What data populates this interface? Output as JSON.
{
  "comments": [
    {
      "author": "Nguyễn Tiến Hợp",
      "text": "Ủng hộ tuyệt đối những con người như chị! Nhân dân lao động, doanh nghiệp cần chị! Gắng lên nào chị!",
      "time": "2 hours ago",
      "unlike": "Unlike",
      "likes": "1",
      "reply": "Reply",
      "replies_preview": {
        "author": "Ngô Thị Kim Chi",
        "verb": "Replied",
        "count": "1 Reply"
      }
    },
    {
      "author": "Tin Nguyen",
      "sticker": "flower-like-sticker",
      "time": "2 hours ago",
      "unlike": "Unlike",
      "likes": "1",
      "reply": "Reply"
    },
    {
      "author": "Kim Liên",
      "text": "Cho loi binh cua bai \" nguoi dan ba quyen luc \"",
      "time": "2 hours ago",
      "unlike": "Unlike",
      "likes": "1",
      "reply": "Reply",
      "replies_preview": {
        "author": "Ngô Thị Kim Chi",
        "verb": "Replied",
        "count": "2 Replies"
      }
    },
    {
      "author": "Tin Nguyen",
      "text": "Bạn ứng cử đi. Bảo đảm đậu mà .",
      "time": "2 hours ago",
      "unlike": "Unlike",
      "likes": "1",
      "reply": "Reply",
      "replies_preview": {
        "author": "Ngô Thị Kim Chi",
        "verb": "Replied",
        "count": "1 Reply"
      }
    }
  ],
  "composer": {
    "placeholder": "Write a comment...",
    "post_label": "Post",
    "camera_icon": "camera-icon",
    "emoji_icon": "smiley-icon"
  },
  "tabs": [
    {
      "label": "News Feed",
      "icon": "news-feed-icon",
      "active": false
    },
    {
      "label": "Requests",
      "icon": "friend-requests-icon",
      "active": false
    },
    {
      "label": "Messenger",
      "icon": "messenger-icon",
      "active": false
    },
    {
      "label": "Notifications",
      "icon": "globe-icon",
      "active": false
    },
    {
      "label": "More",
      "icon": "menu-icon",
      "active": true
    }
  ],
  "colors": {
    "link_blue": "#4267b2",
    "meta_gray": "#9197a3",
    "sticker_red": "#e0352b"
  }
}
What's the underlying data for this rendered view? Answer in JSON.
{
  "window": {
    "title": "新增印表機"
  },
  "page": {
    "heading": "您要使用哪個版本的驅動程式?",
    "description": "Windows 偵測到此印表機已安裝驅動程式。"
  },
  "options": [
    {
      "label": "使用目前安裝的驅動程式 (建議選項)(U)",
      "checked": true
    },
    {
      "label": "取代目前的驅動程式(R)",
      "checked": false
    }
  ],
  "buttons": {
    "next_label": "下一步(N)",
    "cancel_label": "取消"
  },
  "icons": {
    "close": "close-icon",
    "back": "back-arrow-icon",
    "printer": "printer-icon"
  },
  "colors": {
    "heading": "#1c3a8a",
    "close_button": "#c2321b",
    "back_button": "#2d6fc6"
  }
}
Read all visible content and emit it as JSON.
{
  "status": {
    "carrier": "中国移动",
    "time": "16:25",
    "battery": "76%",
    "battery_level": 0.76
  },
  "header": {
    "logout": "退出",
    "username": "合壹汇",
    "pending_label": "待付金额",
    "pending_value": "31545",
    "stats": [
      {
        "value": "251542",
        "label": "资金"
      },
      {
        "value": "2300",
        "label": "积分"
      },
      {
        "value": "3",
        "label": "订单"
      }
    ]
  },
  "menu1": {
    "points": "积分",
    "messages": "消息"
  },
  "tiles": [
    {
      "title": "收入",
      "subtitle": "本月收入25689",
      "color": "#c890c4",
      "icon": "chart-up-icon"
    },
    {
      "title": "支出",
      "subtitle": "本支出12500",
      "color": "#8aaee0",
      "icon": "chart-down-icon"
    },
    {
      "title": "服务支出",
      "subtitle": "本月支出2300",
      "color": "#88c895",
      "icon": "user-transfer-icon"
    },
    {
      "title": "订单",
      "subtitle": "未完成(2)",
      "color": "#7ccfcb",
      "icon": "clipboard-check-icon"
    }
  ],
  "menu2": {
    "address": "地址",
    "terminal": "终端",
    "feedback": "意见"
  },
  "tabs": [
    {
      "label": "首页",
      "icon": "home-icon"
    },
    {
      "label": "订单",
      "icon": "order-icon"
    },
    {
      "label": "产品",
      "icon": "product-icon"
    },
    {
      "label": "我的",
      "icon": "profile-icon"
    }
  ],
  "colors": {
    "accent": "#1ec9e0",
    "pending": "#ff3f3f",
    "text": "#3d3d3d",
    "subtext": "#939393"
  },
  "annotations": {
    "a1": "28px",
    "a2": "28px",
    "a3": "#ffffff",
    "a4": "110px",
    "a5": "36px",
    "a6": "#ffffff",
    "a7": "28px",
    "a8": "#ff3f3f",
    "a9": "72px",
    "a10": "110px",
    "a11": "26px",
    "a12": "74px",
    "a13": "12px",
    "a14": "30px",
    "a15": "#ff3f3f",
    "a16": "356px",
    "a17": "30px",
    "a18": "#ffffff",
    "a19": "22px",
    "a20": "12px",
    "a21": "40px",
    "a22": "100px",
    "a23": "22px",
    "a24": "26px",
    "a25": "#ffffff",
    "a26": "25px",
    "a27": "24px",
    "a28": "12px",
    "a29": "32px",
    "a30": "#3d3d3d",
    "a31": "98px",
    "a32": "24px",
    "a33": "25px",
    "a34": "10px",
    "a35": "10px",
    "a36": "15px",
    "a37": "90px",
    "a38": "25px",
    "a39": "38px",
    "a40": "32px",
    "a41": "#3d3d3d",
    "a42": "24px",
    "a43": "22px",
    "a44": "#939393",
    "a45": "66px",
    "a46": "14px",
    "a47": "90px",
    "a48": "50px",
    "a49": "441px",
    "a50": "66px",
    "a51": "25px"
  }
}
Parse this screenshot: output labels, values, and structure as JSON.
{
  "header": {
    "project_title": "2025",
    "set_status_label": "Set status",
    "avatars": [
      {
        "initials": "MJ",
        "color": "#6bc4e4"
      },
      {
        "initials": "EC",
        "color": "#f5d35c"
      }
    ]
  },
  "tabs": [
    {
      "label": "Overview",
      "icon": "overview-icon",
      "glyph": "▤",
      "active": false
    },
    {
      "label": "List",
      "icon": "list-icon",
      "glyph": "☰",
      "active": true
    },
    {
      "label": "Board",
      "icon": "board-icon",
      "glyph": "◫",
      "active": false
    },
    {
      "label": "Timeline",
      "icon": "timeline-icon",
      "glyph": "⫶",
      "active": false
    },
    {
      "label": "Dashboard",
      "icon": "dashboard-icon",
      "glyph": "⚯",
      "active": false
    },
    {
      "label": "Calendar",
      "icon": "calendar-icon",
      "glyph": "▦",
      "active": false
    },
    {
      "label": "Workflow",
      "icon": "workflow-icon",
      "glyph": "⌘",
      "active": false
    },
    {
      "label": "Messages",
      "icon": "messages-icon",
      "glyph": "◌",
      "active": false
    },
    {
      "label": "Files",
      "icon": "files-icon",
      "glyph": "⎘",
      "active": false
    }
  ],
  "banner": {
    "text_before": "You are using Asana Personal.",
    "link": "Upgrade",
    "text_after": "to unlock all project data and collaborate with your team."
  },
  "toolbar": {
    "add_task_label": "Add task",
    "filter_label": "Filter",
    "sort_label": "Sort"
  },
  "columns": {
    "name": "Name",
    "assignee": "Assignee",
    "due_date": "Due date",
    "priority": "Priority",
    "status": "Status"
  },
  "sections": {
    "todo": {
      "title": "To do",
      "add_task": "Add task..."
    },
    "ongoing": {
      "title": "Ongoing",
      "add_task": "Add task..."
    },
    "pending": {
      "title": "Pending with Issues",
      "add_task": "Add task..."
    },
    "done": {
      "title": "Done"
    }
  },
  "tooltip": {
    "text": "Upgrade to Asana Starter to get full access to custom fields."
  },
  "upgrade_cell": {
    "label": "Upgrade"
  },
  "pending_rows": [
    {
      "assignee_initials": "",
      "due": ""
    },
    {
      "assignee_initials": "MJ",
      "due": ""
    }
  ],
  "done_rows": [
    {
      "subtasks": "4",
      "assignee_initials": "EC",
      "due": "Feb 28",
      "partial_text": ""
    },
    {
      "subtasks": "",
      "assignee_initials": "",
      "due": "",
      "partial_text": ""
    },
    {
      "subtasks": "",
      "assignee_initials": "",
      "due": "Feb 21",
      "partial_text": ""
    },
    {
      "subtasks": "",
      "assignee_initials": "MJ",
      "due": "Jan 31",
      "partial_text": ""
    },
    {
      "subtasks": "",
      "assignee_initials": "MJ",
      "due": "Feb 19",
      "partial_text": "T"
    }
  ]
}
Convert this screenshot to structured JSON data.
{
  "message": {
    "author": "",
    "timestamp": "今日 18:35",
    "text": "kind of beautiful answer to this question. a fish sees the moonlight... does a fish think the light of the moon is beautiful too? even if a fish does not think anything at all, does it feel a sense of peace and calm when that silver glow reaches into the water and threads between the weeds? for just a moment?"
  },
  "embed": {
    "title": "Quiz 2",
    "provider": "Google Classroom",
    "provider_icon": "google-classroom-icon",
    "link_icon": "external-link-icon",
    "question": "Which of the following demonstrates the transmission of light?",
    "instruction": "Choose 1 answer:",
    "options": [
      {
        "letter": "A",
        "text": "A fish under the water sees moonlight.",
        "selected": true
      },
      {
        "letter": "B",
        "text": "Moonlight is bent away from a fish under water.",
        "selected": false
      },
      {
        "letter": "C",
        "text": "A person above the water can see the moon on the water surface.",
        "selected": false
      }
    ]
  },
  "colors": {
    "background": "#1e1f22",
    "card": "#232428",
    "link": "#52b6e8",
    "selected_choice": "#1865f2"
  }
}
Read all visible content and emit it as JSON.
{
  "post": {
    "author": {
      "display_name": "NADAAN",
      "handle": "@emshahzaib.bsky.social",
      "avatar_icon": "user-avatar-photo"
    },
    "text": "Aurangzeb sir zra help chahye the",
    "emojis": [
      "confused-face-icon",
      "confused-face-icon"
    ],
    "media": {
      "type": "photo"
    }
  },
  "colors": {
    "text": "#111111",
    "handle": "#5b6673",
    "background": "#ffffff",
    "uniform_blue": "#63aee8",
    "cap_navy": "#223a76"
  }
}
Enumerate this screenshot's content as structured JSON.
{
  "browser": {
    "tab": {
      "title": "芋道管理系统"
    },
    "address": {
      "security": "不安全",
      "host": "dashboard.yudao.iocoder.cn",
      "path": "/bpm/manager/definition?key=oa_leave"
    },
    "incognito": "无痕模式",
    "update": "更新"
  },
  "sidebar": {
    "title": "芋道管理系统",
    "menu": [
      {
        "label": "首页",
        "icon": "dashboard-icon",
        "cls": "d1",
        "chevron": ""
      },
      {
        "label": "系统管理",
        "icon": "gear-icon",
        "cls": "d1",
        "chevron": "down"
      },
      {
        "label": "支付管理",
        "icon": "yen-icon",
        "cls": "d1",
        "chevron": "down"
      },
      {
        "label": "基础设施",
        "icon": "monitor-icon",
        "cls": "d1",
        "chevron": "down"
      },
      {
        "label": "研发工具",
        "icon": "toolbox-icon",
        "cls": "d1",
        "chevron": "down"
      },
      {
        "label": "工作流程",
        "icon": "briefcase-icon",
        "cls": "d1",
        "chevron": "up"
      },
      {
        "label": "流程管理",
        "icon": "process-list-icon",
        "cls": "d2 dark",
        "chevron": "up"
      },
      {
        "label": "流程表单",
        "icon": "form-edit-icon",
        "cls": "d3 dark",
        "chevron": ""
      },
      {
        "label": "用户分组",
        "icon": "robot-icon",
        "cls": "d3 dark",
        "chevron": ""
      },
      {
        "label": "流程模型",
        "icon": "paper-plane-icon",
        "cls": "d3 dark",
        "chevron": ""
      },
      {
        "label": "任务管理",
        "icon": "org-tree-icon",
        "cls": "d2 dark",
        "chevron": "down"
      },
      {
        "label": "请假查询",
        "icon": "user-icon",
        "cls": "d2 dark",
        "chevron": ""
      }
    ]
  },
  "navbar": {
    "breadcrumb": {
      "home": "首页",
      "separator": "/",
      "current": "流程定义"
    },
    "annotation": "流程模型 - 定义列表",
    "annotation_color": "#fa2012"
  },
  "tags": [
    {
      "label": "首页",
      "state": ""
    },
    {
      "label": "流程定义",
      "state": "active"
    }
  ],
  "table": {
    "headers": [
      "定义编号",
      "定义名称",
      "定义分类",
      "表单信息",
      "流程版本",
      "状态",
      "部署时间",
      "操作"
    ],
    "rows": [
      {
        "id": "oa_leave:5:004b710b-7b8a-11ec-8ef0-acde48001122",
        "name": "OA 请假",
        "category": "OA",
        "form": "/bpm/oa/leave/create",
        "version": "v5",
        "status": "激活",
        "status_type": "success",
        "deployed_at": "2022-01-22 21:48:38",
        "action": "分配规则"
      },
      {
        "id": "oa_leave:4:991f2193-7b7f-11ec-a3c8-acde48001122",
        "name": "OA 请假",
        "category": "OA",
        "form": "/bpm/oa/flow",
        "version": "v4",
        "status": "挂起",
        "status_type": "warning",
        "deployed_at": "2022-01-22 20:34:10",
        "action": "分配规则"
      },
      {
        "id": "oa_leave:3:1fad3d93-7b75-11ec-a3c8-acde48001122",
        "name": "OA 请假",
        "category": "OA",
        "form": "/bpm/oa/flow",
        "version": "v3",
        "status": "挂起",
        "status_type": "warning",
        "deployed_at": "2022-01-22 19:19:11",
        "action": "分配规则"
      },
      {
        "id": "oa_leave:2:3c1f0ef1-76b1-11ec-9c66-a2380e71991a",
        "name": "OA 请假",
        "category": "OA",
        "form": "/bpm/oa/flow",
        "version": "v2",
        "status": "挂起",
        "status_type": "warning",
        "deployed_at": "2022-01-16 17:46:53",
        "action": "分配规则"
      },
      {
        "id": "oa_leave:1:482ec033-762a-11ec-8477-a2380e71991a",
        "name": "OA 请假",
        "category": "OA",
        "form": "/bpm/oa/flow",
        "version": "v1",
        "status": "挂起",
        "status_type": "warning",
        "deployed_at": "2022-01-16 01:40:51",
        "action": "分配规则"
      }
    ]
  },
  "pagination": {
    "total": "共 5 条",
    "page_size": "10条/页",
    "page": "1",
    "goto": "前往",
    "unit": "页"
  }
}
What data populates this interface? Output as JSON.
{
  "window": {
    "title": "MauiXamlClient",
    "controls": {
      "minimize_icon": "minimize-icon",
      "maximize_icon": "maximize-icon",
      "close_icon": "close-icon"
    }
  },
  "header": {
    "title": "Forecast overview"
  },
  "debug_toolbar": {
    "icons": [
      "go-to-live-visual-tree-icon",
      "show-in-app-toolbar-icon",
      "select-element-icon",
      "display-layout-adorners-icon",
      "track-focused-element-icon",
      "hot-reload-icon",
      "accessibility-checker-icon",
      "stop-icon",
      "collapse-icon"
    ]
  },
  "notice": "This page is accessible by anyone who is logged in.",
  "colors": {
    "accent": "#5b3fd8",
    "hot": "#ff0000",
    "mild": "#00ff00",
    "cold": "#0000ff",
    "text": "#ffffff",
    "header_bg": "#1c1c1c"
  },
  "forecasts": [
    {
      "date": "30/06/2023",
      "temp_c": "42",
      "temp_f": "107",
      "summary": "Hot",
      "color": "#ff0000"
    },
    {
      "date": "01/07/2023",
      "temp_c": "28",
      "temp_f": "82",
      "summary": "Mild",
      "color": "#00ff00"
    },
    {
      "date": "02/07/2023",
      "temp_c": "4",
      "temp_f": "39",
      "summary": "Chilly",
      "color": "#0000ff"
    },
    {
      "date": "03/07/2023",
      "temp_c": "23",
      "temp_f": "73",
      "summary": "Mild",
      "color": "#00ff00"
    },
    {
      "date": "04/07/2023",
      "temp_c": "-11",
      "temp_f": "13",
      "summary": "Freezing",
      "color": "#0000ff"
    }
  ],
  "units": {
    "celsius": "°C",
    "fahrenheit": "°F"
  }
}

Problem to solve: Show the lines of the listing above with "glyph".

Written answer:
      "glyph": "▤",
      "glyph": "☰",
      "glyph": "◫",
      "glyph": "⫶",
      "glyph": "⚯",
      "glyph": "▦",
      "glyph": "⌘",
      "glyph": "◌",
      "glyph": "⎘",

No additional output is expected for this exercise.